Moreover, plaintiffs cannot lay all the blame on prior counsel. See Nemaizer, 793 F.2d at 62-63 ("[A]n attorney's actions, whether arising from neglect, carelessness or inexperience, are attributable to the client, *299 who has a duty to protect his own interests.... To rule otherwise would empty the finality of judgments rule of meaning."). Plaintiffs should have realized that they were not receiving the $3,600 monthly payment called for under the agreement that they had signed. Indeed, eleven months went by or almost $40,000 in missing payments before any effort was finally made to rectify the problem. In these circumstances, even assuming extraordinary circumstances existed, plaintiffs did not file the instant motion within a "reasonable time." See Truskoski v. ESPN, 60 F.3d 74, 77 (2d Cir.1995) (60(b) (6) motion filed seventeen months late not filed within reasonable time); Amoco Overseas Oil Co. v. Compagnie Nationale Algerienne de Navigation, 605 F.2d 648, 656 (2d Cir.1979) (60(b) (6) motion filed one year after order entered not filed within reasonable time).

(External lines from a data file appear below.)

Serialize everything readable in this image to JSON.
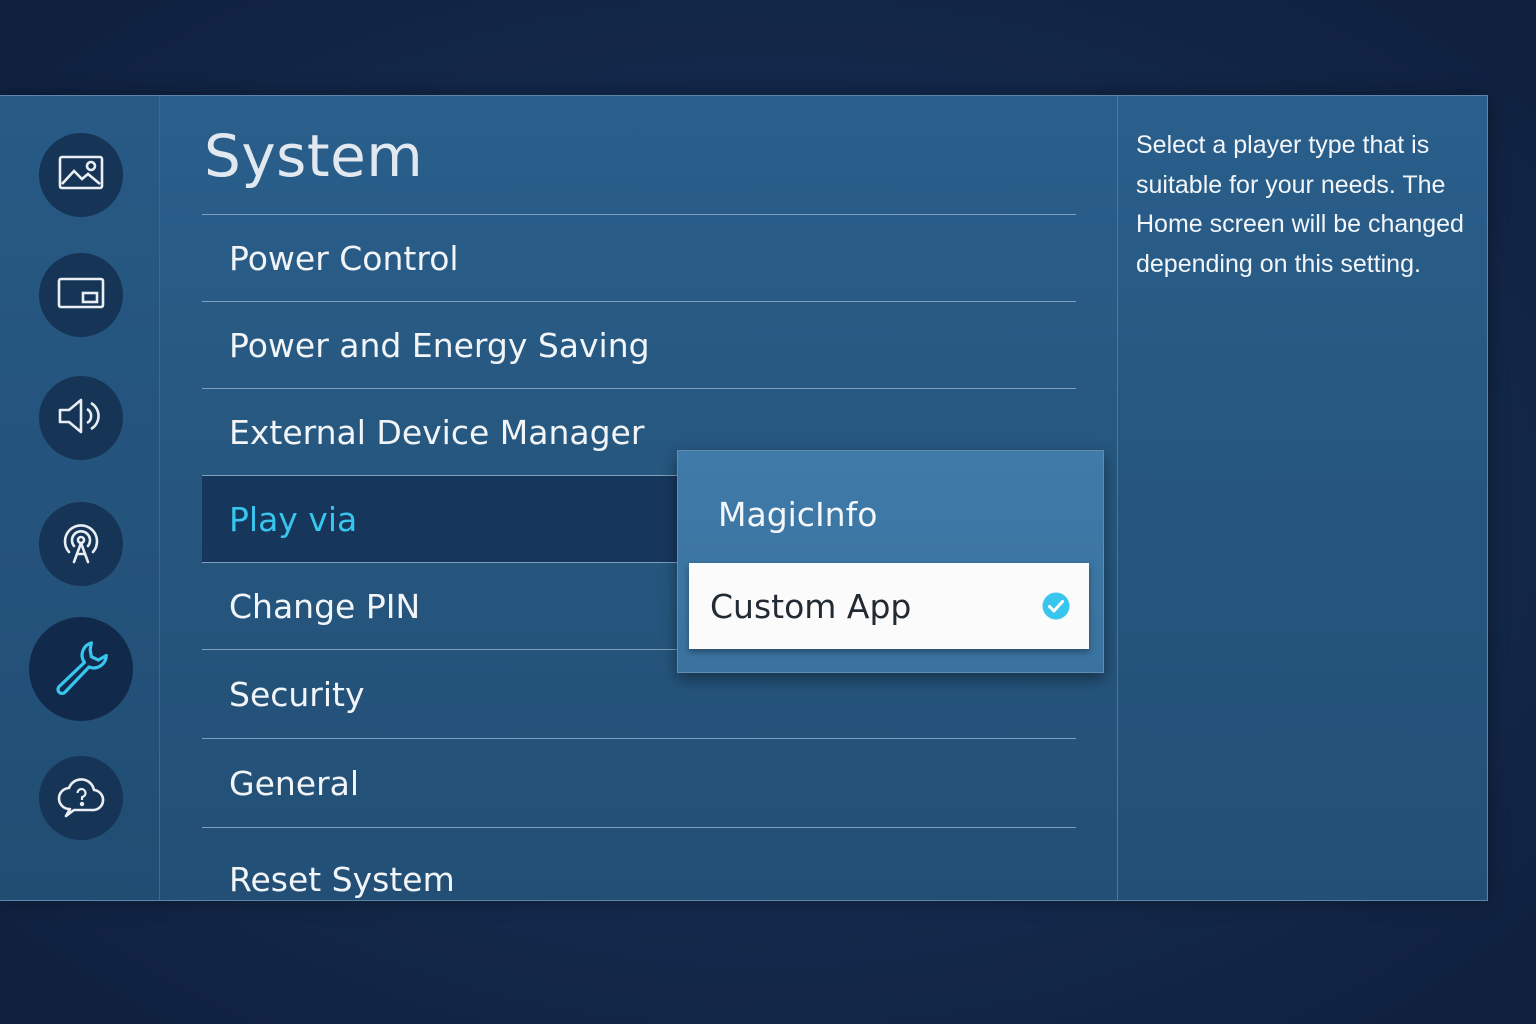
{
  "page": {
    "title": "System"
  },
  "sidebar": {
    "items": [
      {
        "name": "picture",
        "icon": "picture-icon"
      },
      {
        "name": "screen",
        "icon": "picture-in-picture-icon"
      },
      {
        "name": "sound",
        "icon": "speaker-icon"
      },
      {
        "name": "network",
        "icon": "broadcast-antenna-icon"
      },
      {
        "name": "system",
        "icon": "wrench-icon",
        "active": true
      },
      {
        "name": "support",
        "icon": "help-cloud-icon"
      }
    ]
  },
  "menu": {
    "items": [
      {
        "label": "Power Control"
      },
      {
        "label": "Power and Energy Saving"
      },
      {
        "label": "External Device Manager"
      },
      {
        "label": "Play via",
        "selected": true
      },
      {
        "label": "Change PIN"
      },
      {
        "label": "Security"
      },
      {
        "label": "General"
      },
      {
        "label": "Reset System"
      }
    ]
  },
  "popup": {
    "options": [
      {
        "label": "MagicInfo",
        "checked": false
      },
      {
        "label": "Custom App",
        "checked": true
      }
    ]
  },
  "help": {
    "text": "Select a player type that is suitable for your needs. The Home screen will be changed depending on this setting."
  },
  "colors": {
    "accent": "#38c6ee",
    "check": "#38c6ee",
    "selected_row": "#17365c",
    "panel": "#26577f"
  }
}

The Court is mindful that denial of plaintiffs' motion may lead to a harsh result and a potential windfall to a perhaps undeserving defendant. But, "[i]n deciding a Rule 60(b) motion, a court must balance the policy in favor of hearing a litigant's claims on the merits against the policy in favor of finality." Kotlicky v. United States Fidelity & Guaranty Co., 817 F.2d 6, 9 (2d Cir.1987).
In the present case, in view of the extraordinary length of the delay and the absence of any legitimate excuse for plaintiffs' failure to move for relief on a timely basis, a balancing of the competing policy considerations weighs in favor of finality. Moreover, it is not at all clear that plaintiffs are without any recourse. Although the Court's denial of the instant motion forecloses plaintiffs from pursuing their original claims under ERISA, plaintiffs may still have a cause of action for breach of contract against defendant based on the settlement plaintiffs could prevail on such a claim by proving that the parties entered into a binding settlement agreement that defendant has breached. In addition, of course, plaintiffs may have a claim against prior counsel.
Accordingly, the request for relief under Rule 60(b) (6) is denied as well.
For the foregoing reasons, plaintiffs' motion to vacate the November 20, 1995 order of dismissal and to reinstate this action is denied.